July 1, 2018

Pest Control

Birds are messy and keeping their cages immaculate is nearly impossible. In my case, this has resulted in a hard to control cockroach infestation. It is primarily hard to control because birds are extremely sensitive to pesticides, making the usual control with nasty poisons a bad idea.

Back in 2012, I had an exterminator visit -- he sprayed an encapsulated pesticide (but not in the room with the birds), and this was very effective. We agreed that with an almost constant supply of food, thanks to the birds, it would be all but possible to achieve complete control, especially in the room with the birds. When he sprayed I turned off the air conditioner and taped the bottom of the bird room door. The evaporative cooler is much less of a concern than the A/C since it pulls air from outside an forces it into the house. The A/C on the other hand recirculates house air, which is exactly what I did not want while spray and vapors might be airborne.

In 2018, I contacted an outfit called Century 22 pest control in Tucson. The fellow there declined to come to my home when he learned I had large parrots, but did his best to tell me all I needed to know over the phone. He recommended using 3 products to achieve control:

  1. A water mixed micro-encapsulated pesticide.
  2. An insect growth regulator.
  3. Paste bait.
The insect growth regulator was a new concept to me. It is a hormone that prevents juvenile insects from maturing into reproductive adults. If a person was patient, this product alone could be used to achieve control, perhaps with less toxicity that regular pesticides. This is not usually done, because customers demand fast results. The stuff I purchase is "Martin's IG (insect growth) regulator" I got a 4 ounce bottle. The usual mix is 1 ounce per half gallon, so this bottle will be good for 4 treatments.

The bait I used is "Abathor gel bait", which is .05 percent Abamectin B1. I have only been able to buy this as a box with 4 30 gram tubes, which is a ridiculous amount, probably enough to treat a large apartment complex.


Amazingly enough, you can order pesticides online, even at Amazon and have them delivered through regular mail without Hazmat procedures or any hassle of any kind. It seems unbelievable, but if you know what to buy and can read and follow instructions, you are in business.

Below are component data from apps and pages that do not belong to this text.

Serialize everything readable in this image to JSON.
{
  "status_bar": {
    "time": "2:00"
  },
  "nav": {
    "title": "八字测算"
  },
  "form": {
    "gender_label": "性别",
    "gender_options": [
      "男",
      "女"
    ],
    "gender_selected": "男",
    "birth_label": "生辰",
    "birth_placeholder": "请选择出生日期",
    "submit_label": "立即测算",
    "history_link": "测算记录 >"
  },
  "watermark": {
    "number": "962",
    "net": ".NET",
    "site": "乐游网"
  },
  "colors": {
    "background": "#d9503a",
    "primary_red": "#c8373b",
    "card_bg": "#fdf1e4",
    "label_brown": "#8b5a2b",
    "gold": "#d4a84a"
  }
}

Note that it is recommended to rotate pesticides to avoid developing insects that a resistant to whatever you are using. The recommendation is to hit each generation of insects with a different pesticide. This sounds great in theory, especially if you are a professional and can rotate whatever you use each quarter. For someone like me who buys the smallest quantity they can and mixes 1/2 gallon per spraying, this will be at the least wasteful.

I was advised to use an micro encapsulated pesticide. Encapsulated means that it is active to 90 days (so an exterminator could pay visits quarterly and spray this stuff). Two products were recommended. I went with the highly recommended Demand CS, primarily because it was available in 8 ounce bottles, whereas Cy Kick CS was only available in a 16 ounce bottle.

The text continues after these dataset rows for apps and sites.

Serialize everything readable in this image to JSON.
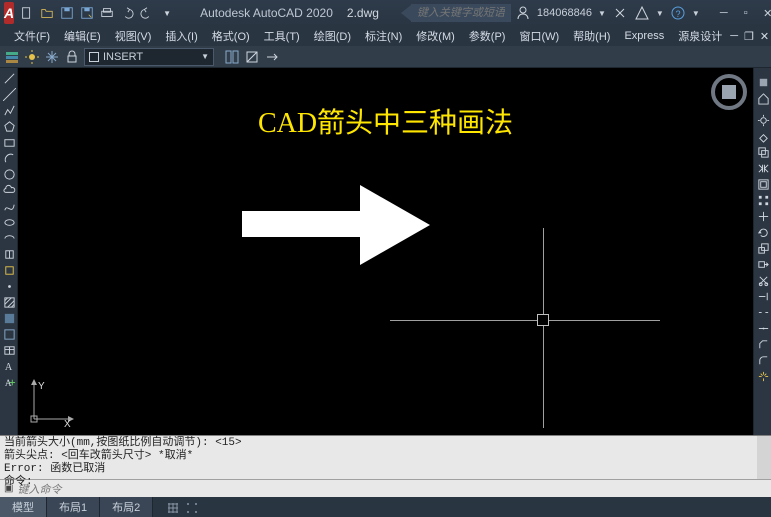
{
  "titlebar": {
    "app_name": "Autodesk AutoCAD 2020",
    "document": "2.dwg",
    "search_placeholder": "键入关键字或短语",
    "user_id": "184068846",
    "logo_letter": "A"
  },
  "menubar": {
    "items": [
      "文件(F)",
      "编辑(E)",
      "视图(V)",
      "插入(I)",
      "格式(O)",
      "工具(T)",
      "绘图(D)",
      "标注(N)",
      "修改(M)",
      "参数(P)",
      "窗口(W)",
      "帮助(H)",
      "Express",
      "源泉设计"
    ]
  },
  "layer_panel": {
    "current_layer": "INSERT"
  },
  "canvas": {
    "heading": "CAD箭头中三种画法",
    "ucs": {
      "x_label": "X",
      "y_label": "Y"
    }
  },
  "command_history": {
    "lines": [
      "当前箭头大小(mm,按图纸比例自动调节): <15>",
      "箭头尖点: <回车改箭头尺寸> *取消*",
      "Error: 函数已取消",
      "命令:"
    ]
  },
  "command_input": {
    "placeholder": "键入命令"
  },
  "tabs": {
    "items": [
      "模型",
      "布局1",
      "布局2"
    ],
    "active_index": 0
  },
  "icons": {
    "qat": [
      "new-icon",
      "open-icon",
      "save-icon",
      "saveas-icon",
      "plot-icon",
      "undo-icon",
      "redo-icon"
    ],
    "left_tools": [
      "line",
      "polyline",
      "circle",
      "arc",
      "rectangle",
      "ellipse",
      "ellipse-arc",
      "hatch",
      "spline",
      "construction-line",
      "point",
      "region",
      "revision-cloud",
      "multiline",
      "donut",
      "text",
      "mtext"
    ],
    "right_tools": [
      "cube",
      "home",
      "wheel",
      "gear",
      "move",
      "rotate",
      "trim",
      "extend",
      "mirror",
      "fillet",
      "chamfer",
      "array",
      "erase",
      "copy",
      "stretch",
      "scale",
      "offset",
      "explode"
    ]
  },
  "colors": {
    "accent_yellow": "#ffe600",
    "panel": "#2a3542",
    "canvas_bg": "#000000"
  }
}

I went to "Do it yourself" pest control in Tucson and asked for these, and was sold Cy Onara 9.7 and told it was the same as the above, which is not true. It contains 9.7% Lamda-Cyhalothrin, just like Demand CS, but it is not micro encapsulated. The fellow at the store insisted it was, and continued to insist it was even when I returned it. 8 ounces sells online for $34. It may have worked just fine (it has a long lasting residual), but I asked for a micro encapsulated product, and I expected to get what I asked for.

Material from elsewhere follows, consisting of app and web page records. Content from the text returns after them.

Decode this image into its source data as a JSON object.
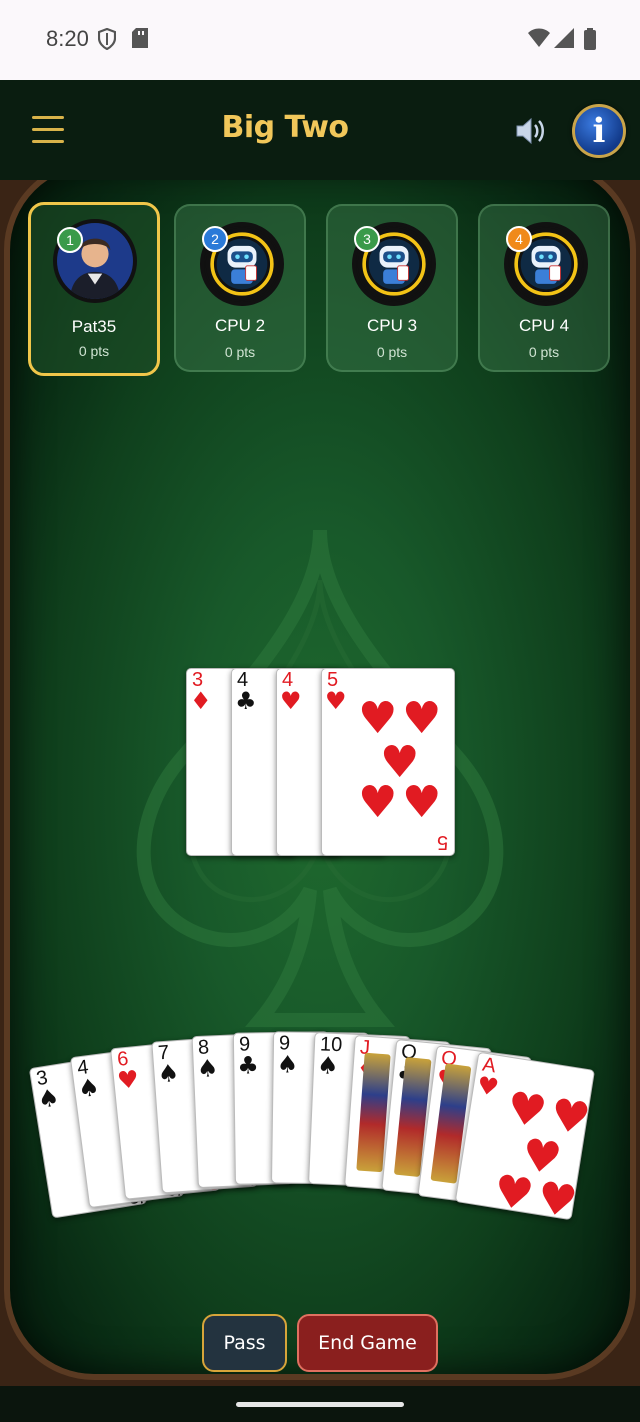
{
  "status_bar": {
    "time": "8:20"
  },
  "header": {
    "title": "Big Two"
  },
  "colors": {
    "gold": "#f1c75a",
    "felt": "#18592a",
    "pass": "#23333f",
    "end_game": "#8a1f1e"
  },
  "players": [
    {
      "seat": "1",
      "name": "Pat35",
      "points": "0 pts",
      "badge_color": "#3a9a4a",
      "active": true
    },
    {
      "seat": "2",
      "name": "CPU 2",
      "points": "0 pts",
      "badge_color": "#2a7ad8"
    },
    {
      "seat": "3",
      "name": "CPU 3",
      "points": "0 pts",
      "badge_color": "#3a9a4a"
    },
    {
      "seat": "4",
      "name": "CPU 4",
      "points": "0 pts",
      "badge_color": "#f08a1a"
    }
  ],
  "played_cards": [
    {
      "rank": "3",
      "suit": "♦",
      "color": "red"
    },
    {
      "rank": "4",
      "suit": "♣",
      "color": "black"
    },
    {
      "rank": "4",
      "suit": "♥",
      "color": "red"
    },
    {
      "rank": "5",
      "suit": "♥",
      "color": "red"
    }
  ],
  "hand": [
    {
      "rank": "3",
      "suit": "♠",
      "color": "black"
    },
    {
      "rank": "4",
      "suit": "♠",
      "color": "black"
    },
    {
      "rank": "6",
      "suit": "♥",
      "color": "red"
    },
    {
      "rank": "7",
      "suit": "♠",
      "color": "black"
    },
    {
      "rank": "8",
      "suit": "♠",
      "color": "black"
    },
    {
      "rank": "9",
      "suit": "♣",
      "color": "black"
    },
    {
      "rank": "9",
      "suit": "♠",
      "color": "black"
    },
    {
      "rank": "10",
      "suit": "♠",
      "color": "black"
    },
    {
      "rank": "J",
      "suit": "♦",
      "color": "red"
    },
    {
      "rank": "Q",
      "suit": "♣",
      "color": "black"
    },
    {
      "rank": "Q",
      "suit": "♥",
      "color": "red"
    },
    {
      "rank": "A",
      "suit": "♥",
      "color": "red"
    }
  ],
  "actions": {
    "pass_label": "Pass",
    "end_game_label": "End Game"
  }
}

Demand CS also contains 9.7% Lamda-Cyhalothrin, but micro encapsulated Lambda-cyhalothrin is a synthetic pyrethroid designed to mimic the naturally-occurring pyrethrins derived from the Chrysanthemum flower, attacking an insect’s central nervous system. The synthetic active ingredient, however, is less costly and has a long-lasting residual. This was expected to cost more than the non encapsulated Cy Onara 9.7, but I found it on sale for exactly the same price.

Cy Kick CS is less expensive ($42 for 16 ounces), and uses a similar but different chemical.

Here is the marketing copy:

The active ingredient in Cy-Kick CS is Cyfluthrin, a synthetic pyrethroid that attacks the central nervous system of target pests. Made to mimic the effects on insects of naturally occurring pyrethrum, man-made cyfluthrin has the advantage of remaining effective for up to 3 months. SmartCap Technology means Cy-Kick CS stands up to porous and highly absorbent surfaces such as concrete, while the polymer shell protects the active ingredient making it readily available to pests. When sprayed, Cy-Kick CS creates a thick barrier of microcapsules that is impossible for insects to cross without being exposed to a lethal dose of insecticide. Exposed insects pick up microcapsules on their hairs and body, triggering a rapid release of the active ingredient, resulting in death. Though Cy-Kick CS is tough on insects, it is very gentle on people and pets when used correctly.

Have any comments? Questions? Drop me a line!

Tom's Home repair pages / tom@mmto.org